I get it. 

She carried her child, she gave birth to it, nursed it, and nurtured it. 

So when I hear that a mothers love is great, I get it.

But what I don’t understand, and this is what really frustrates me, is when a mothers love is considered, and made out to be greater than a fathers love. 

So while we can’t compete with the child carrying, birthing, nursing etc, I think it’s fair to say that as dads, we have as much love for our kids as the mums do.

So when someone says that “a mothers love for her child is great” let me correct you- a parents love for their child is great.

This plays directly into the hands of people  who consider dads as the accessory parent .. the baby sitter, the part time care giver. 

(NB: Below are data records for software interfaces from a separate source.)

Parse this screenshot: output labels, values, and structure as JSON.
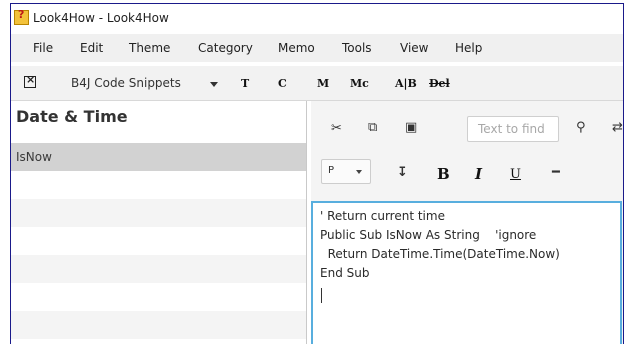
{
  "window": {
    "title": "Look4How - Look4How"
  },
  "menu": {
    "items": [
      "File",
      "Edit",
      "Theme",
      "Category",
      "Memo",
      "Tools",
      "View",
      "Help"
    ]
  },
  "toolbar": {
    "collection": "B4J Code Snippets",
    "buttons": [
      "T",
      "C",
      "M",
      "Mc",
      "A|B",
      "Del"
    ]
  },
  "sidebar": {
    "title": "Date & Time",
    "items": [
      "IsNow"
    ]
  },
  "editor_toolbar": {
    "find_placeholder": "Text to find",
    "style_value": "P",
    "format": {
      "bold": "B",
      "italic": "I",
      "underline": "U"
    }
  },
  "editor": {
    "lines": [
      "' Return current time",
      "Public Sub IsNow As String    'ignore",
      "  Return DateTime.Time(DateTime.Now)",
      "End Sub"
    ]
  }
}
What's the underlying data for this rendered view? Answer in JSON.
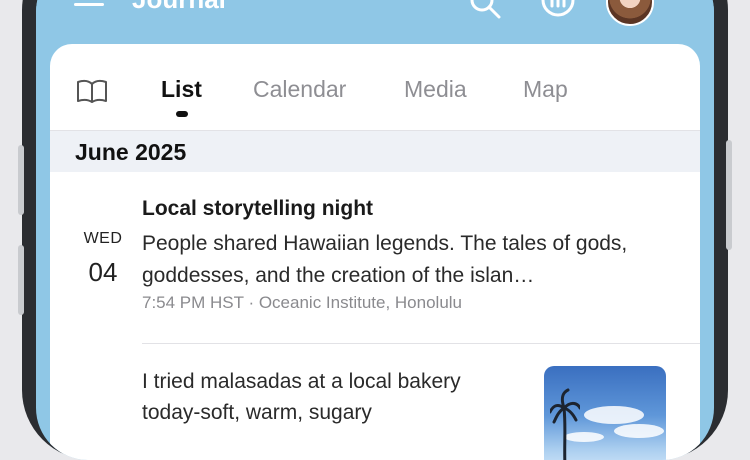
{
  "app_bar": {
    "title": "Journal"
  },
  "tabs": {
    "list": "List",
    "calendar": "Calendar",
    "media": "Media",
    "map": "Map"
  },
  "section": {
    "header": "June 2025"
  },
  "entries": [
    {
      "weekday": "WED",
      "day": "04",
      "title": "Local storytelling night",
      "body": "People shared Hawaiian legends. The tales of gods, goddesses, and the creation of the islan…",
      "meta": "7:54 PM HST · Oceanic Institute, Honolulu"
    },
    {
      "body": "I tried malasadas at a local bakery today-soft, warm, sugary"
    }
  ],
  "colors": {
    "header_blue": "#8fc7e6",
    "section_bg": "#eef1f6"
  }
}
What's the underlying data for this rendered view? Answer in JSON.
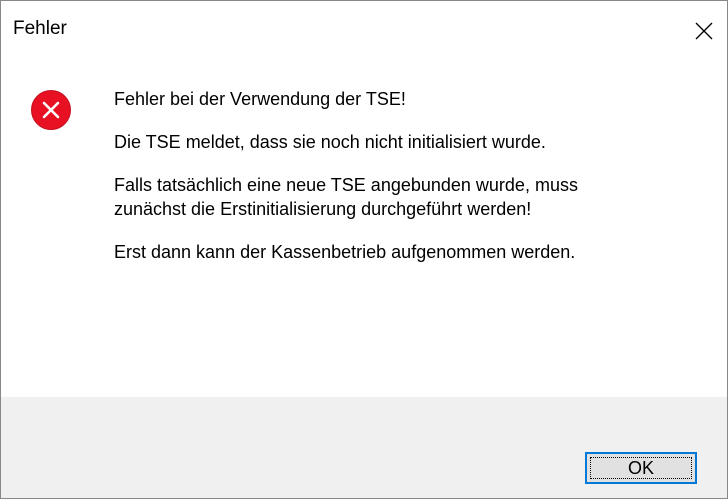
{
  "window": {
    "title": "Fehler",
    "close_icon": "close-icon"
  },
  "message": {
    "icon": "error-icon",
    "icon_color": "#e81123",
    "lines": [
      "Fehler bei der Verwendung der TSE!",
      "Die TSE meldet, dass sie noch nicht initialisiert wurde.",
      "Falls tatsächlich eine neue TSE angebunden wurde, muss",
      "zunächst die Erstinitialisierung durchgeführt werden!",
      "Erst dann kann der Kassenbetrieb aufgenommen werden."
    ]
  },
  "buttons": {
    "ok_label": "OK"
  },
  "colors": {
    "footer_background": "#f0f0f0",
    "button_focus_border": "#0078d7"
  }
}
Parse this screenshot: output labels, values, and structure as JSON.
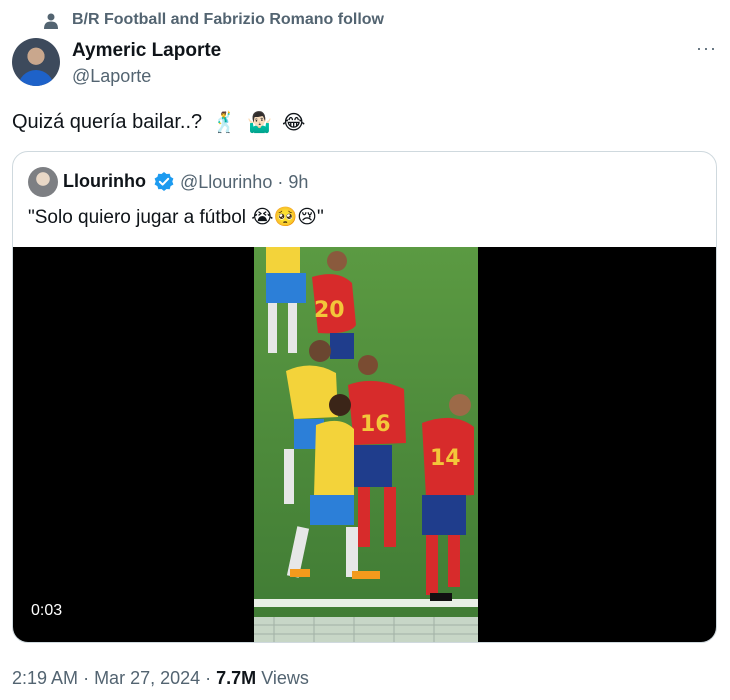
{
  "social_context": "B/R Football and Fabrizio Romano follow",
  "author": {
    "name": "Aymeric Laporte",
    "handle": "@Laporte"
  },
  "more_label": "···",
  "tweet": {
    "text": "Quizá quería bailar..?",
    "emojis": [
      "🕺",
      "🤷🏻‍♂️",
      "😂"
    ]
  },
  "quoted": {
    "name": "Llourinho",
    "handle": "@Llourinho",
    "time_separator": " · ",
    "time": "9h",
    "text": "\"Solo quiero jugar a fútbol 😭🥺😢\"",
    "video_duration": "0:03",
    "jersey_numbers": [
      "20",
      "16",
      "14"
    ]
  },
  "footer": {
    "time": "2:19 AM",
    "date": "Mar 27, 2024",
    "views_count": "7.7M",
    "views_label": "Views"
  },
  "colors": {
    "muted": "#536471",
    "verified": "#1d9bf0",
    "spain_red": "#d72b2b",
    "brazil_yellow": "#f3d33a",
    "pitch": "#4f8c3c"
  }
}
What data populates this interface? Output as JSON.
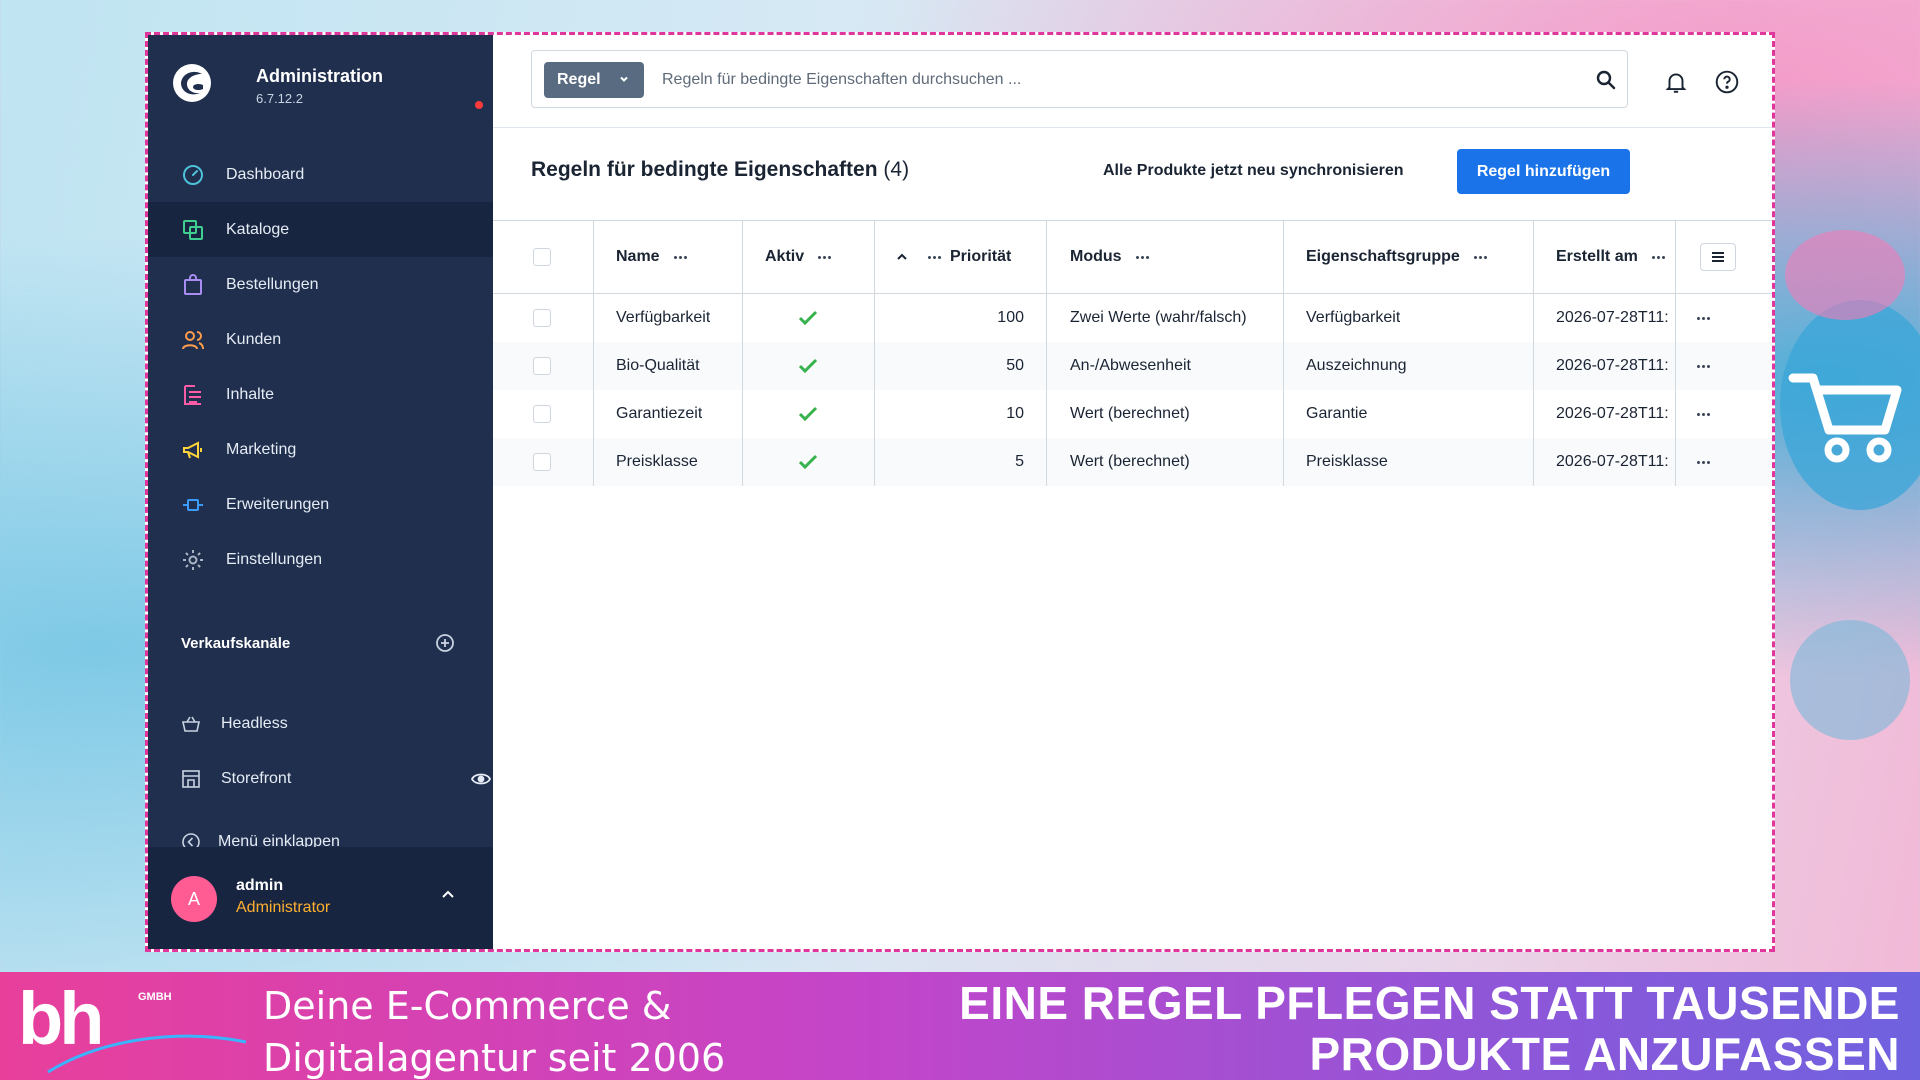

As a dad who works away a lot, I can’t get my head around the whole thing … Any other dads feel the same way? 

Blueberry and Cherry Yoghurt

Sid is getting a little addicted to fruit yoghurts however they contain a little too much sugar for him. More than I want him to have that is 

I made him a healthy sugar free option today which he loved.  

Ingredients

  • A few defrosted frozen or fresh blueberries, chopped
  • A few defrosted cherries 
  • Some fresh fat free yogurt 
  • A touch of maple syrup 

As per the picture.

Enjoy!

#2- Meditate with your kids

I drove back through rush hour traffic this evening to get home in time for shrove Tuesday and pancakes … Little did I know that my son was looking for time with his dad. 

  I carried him to bed, as he said good night to Mini Pui and Daddi ma. He blew his mummy a kiss and we made our way to his bed. 

I sat with him, and he propped himself over my shoulders and I sat and he said “daddy shimmi (simran)” so I began. 

Any agitation he had during the evening started to leave him and he exhaled, yawned and said “daddy bed” and pointed to his bed. 

I realised there is immense power in simran and prayer with sensitive beings. Sid is a sensitive child and he is very attuned to positive vibes. 

He jumps into bed, pulls the blanket up and says “mummy love you” and “daddy go”..

I gave a kiss to him and said “good night” and left.

Simran is a power that I have seen the effect of it in my son.